Dr. Robert Sparks, a former chancellor at the University of Nebraska Medical Center, died Tuesday in California after being in poor health for several months. He was 82.
Sparks, who followed Cecil Wittson as the second chancellor of the medical center, also held the position of vice president of the University of Nebraska system.
“He was a thoughtful administrator and a visionary whose programs greatly outlasted his tenure,” said Dr. Robert Wigton, a professor in the department of internal medicine. “At a time of relative physician shortage, he worked hard to increase the number of UNMC graduates staying in the state in primary care practice.”
Sparks’ most lasting achievement, Wigton said, was to champion a bill in the Legislature that provided funding for training in family practice and other primary care fields. The bill, passed in 1975, continues to provide a significant part of the funding for UNMC’s resident training.

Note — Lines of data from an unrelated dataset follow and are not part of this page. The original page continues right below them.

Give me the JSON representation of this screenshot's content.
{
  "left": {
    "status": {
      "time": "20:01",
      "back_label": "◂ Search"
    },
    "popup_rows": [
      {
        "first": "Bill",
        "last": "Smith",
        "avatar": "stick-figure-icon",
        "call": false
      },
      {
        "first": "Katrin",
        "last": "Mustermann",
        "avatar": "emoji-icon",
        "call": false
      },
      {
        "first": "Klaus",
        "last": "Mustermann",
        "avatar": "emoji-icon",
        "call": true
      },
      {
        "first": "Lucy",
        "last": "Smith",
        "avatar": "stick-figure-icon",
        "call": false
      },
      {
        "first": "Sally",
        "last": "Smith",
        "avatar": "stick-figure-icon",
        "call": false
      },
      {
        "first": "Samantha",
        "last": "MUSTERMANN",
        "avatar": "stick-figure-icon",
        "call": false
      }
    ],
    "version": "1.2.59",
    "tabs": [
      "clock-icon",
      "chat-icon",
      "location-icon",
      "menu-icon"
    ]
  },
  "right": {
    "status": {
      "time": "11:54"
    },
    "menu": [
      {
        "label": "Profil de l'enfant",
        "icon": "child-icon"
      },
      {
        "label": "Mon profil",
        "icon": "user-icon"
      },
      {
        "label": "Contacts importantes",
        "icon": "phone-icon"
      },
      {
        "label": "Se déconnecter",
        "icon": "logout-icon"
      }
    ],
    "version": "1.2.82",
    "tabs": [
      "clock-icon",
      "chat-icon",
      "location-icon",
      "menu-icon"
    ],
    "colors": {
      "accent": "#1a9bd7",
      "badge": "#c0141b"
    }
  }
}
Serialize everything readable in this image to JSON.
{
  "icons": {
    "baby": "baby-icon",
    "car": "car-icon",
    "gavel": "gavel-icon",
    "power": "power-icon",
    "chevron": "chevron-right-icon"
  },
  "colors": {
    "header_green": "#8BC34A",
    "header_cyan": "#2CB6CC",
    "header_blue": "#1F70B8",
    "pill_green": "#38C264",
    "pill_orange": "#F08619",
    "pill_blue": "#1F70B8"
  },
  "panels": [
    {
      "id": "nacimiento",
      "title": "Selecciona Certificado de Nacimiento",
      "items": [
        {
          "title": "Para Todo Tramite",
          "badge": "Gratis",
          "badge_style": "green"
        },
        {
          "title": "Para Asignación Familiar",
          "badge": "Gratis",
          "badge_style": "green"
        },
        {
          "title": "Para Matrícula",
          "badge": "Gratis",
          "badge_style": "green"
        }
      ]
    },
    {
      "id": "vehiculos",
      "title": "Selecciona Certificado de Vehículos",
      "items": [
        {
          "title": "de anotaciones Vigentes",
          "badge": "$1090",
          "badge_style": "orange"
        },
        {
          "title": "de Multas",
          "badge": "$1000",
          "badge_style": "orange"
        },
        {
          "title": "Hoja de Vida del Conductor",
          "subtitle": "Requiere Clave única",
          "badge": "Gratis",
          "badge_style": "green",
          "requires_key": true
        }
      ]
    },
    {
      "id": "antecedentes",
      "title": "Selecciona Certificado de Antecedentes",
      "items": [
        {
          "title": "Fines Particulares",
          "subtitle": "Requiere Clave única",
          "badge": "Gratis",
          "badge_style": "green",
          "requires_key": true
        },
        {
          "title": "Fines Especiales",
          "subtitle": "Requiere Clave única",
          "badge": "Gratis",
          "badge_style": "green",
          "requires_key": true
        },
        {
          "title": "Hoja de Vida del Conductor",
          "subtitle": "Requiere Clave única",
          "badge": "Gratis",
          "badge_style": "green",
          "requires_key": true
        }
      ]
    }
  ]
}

As chancellor from 1972-76, Sparks oversaw construction of the College of Pharmacy building to accommodate its move from Lincoln. He also presided over construction of the College of Nursing, the Nebraska Lions Eye Institute and the opening of the Eppley Science Hall.
During a 2005 visit from his home in El Dorado Hills, California, to UNMC, Sparks took note of the campus growth that had occurred since his tenure: “It’s something we would never have imagined the scope of in the 1970s — just like we can’t imagine the scope today of what it will be in 2025.”
The Newton, Iowa, native received his bachelor’s degree and medical degree from the University of Iowa. He completed his residency in internal medicine and gastroenterology at Tulane University in New Orleans and interned at the Charity Hospital of Louisiana in New Orleans.
In 1958, Sparks joined the Tulane faculty and, in 1969, became dean of the Tulane School of Medicine. During his time in Louisiana, he was director of the Louisiana Heart Association and the Louisiana Cancer Society.
He became a sought-after speaker in the fields of internal medicine, gastroenterology, alcohol and drug addictions and health-planning policy.
Following his time at UNMC, he became program director of the W.K. Kellogg Foundation. In 1995, he became president and CEO of the California Medical Association Foundation, a position he held until he retired in 1998.
Sparks received multiple honors over the years, including an honorary doctor of humanitarian service degree from Creighton University in 1978.
He continues to aid students at UNMC through several funds: The Chancellor Robert D. Sparks, M.D. Award in Public Health and Preventive Medicine; The Chancellor Robert D. Sparks, M.D., Public Health Research Award; and the Chancellor Robert D. Sparks, M.D. Pre-Professional Student Scholarship in Health Promotion and Disease Prevention.